__TASK BRIEF__. In the entries below, count every line containing "desc". Reply with the number alone.

__RECORDS SHOWN__.
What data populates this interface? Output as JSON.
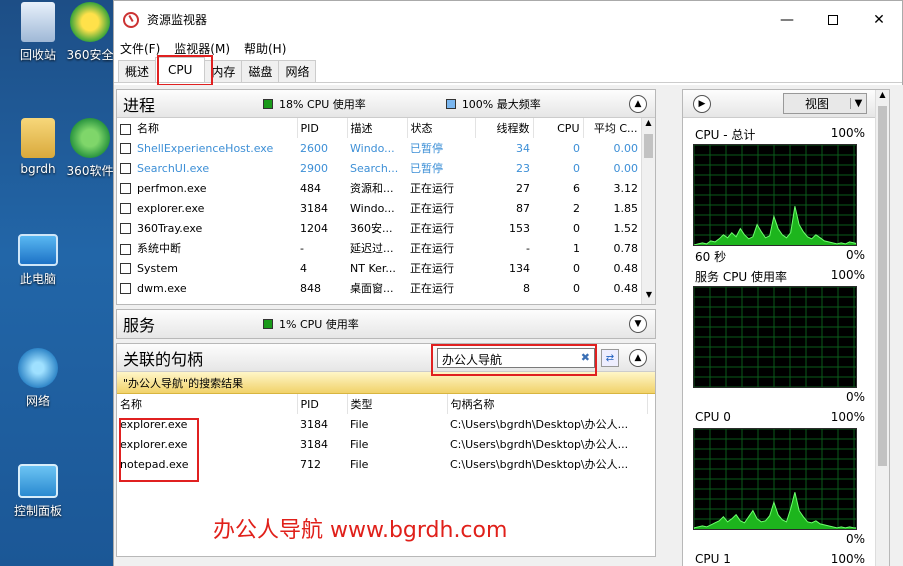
{
  "desktop": {
    "icons": [
      {
        "label": "回收站",
        "icon": "recycle-bin-icon"
      },
      {
        "label": "360安全",
        "icon": "360-security-icon"
      },
      {
        "label": "bgrdh",
        "icon": "user-folder-icon"
      },
      {
        "label": "360软件",
        "icon": "360-software-icon"
      },
      {
        "label": "此电脑",
        "icon": "computer-icon"
      },
      {
        "label": "网络",
        "icon": "network-icon"
      },
      {
        "label": "控制面板",
        "icon": "control-panel-icon"
      }
    ]
  },
  "window": {
    "title": "资源监视器",
    "menu": [
      "文件(F)",
      "监视器(M)",
      "帮助(H)"
    ],
    "tabs": [
      "概述",
      "CPU",
      "内存",
      "磁盘",
      "网络"
    ],
    "active_tab": "CPU"
  },
  "processes": {
    "title": "进程",
    "indicator1": "18% CPU 使用率",
    "indicator2": "100% 最大频率",
    "indicator1_color": "#1a9a1a",
    "indicator2_color": "#7ab6ef",
    "columns": [
      "名称",
      "PID",
      "描述",
      "状态",
      "线程数",
      "CPU",
      "平均 C..."
    ],
    "rows": [
      {
        "name": "ShellExperienceHost.exe",
        "pid": "2600",
        "desc": "Windo...",
        "status": "已暂停",
        "threads": "34",
        "cpu": "0",
        "avg": "0.00",
        "suspended": true
      },
      {
        "name": "SearchUI.exe",
        "pid": "2900",
        "desc": "Search...",
        "status": "已暂停",
        "threads": "23",
        "cpu": "0",
        "avg": "0.00",
        "suspended": true
      },
      {
        "name": "perfmon.exe",
        "pid": "484",
        "desc": "资源和...",
        "status": "正在运行",
        "threads": "27",
        "cpu": "6",
        "avg": "3.12",
        "suspended": false
      },
      {
        "name": "explorer.exe",
        "pid": "3184",
        "desc": "Windo...",
        "status": "正在运行",
        "threads": "87",
        "cpu": "2",
        "avg": "1.85",
        "suspended": false
      },
      {
        "name": "360Tray.exe",
        "pid": "1204",
        "desc": "360安...",
        "status": "正在运行",
        "threads": "153",
        "cpu": "0",
        "avg": "1.52",
        "suspended": false
      },
      {
        "name": "系统中断",
        "pid": "-",
        "desc": "延迟过...",
        "status": "正在运行",
        "threads": "-",
        "cpu": "1",
        "avg": "0.78",
        "suspended": false
      },
      {
        "name": "System",
        "pid": "4",
        "desc": "NT Ker...",
        "status": "正在运行",
        "threads": "134",
        "cpu": "0",
        "avg": "0.48",
        "suspended": false
      },
      {
        "name": "dwm.exe",
        "pid": "848",
        "desc": "桌面窗...",
        "status": "正在运行",
        "threads": "8",
        "cpu": "0",
        "avg": "0.48",
        "suspended": false
      }
    ]
  },
  "services": {
    "title": "服务",
    "indicator": "1% CPU 使用率",
    "indicator_color": "#1a9a1a"
  },
  "handles": {
    "title": "关联的句柄",
    "search_value": "办公人导航",
    "result_caption": "\"办公人导航\"的搜索结果",
    "columns": [
      "名称",
      "PID",
      "类型",
      "句柄名称"
    ],
    "rows": [
      {
        "name": "explorer.exe",
        "pid": "3184",
        "type": "File",
        "handle": "C:\\Users\\bgrdh\\Desktop\\办公人..."
      },
      {
        "name": "explorer.exe",
        "pid": "3184",
        "type": "File",
        "handle": "C:\\Users\\bgrdh\\Desktop\\办公人..."
      },
      {
        "name": "notepad.exe",
        "pid": "712",
        "type": "File",
        "handle": "C:\\Users\\bgrdh\\Desktop\\办公人..."
      }
    ]
  },
  "watermark": "办公人导航  www.bgrdh.com",
  "graphs": {
    "view_label": "视图",
    "items": [
      {
        "title": "CPU - 总计",
        "max": "100%",
        "min": "0%",
        "footer": "60 秒"
      },
      {
        "title": "服务 CPU 使用率",
        "max": "100%",
        "min": "0%"
      },
      {
        "title": "CPU 0",
        "max": "100%",
        "min": "0%"
      },
      {
        "title": "CPU 1",
        "max": "100%"
      }
    ],
    "cpu_total_series": [
      2,
      3,
      4,
      3,
      6,
      5,
      8,
      12,
      9,
      14,
      10,
      18,
      12,
      8,
      10,
      22,
      15,
      9,
      11,
      30,
      18,
      12,
      9,
      14,
      40,
      22,
      15,
      10,
      8,
      12,
      9,
      6,
      5,
      4,
      3,
      4,
      3,
      5,
      4,
      3
    ],
    "services_series": [
      0,
      0,
      0,
      0,
      0,
      0,
      1,
      0,
      0,
      0,
      1,
      0,
      0,
      0,
      0,
      1,
      0,
      0,
      0,
      0,
      0,
      0,
      0,
      0,
      1,
      0,
      0,
      0,
      0,
      0,
      0,
      0,
      0,
      0,
      0,
      0,
      0,
      0,
      0,
      0
    ],
    "cpu0_series": [
      3,
      4,
      5,
      4,
      6,
      8,
      10,
      14,
      9,
      12,
      16,
      10,
      8,
      14,
      20,
      12,
      9,
      10,
      15,
      28,
      16,
      11,
      9,
      22,
      38,
      20,
      14,
      9,
      8,
      10,
      7,
      6,
      5,
      4,
      3,
      4,
      3,
      4,
      3,
      3
    ]
  }
}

__ANSWER TO THIS TASK__. 8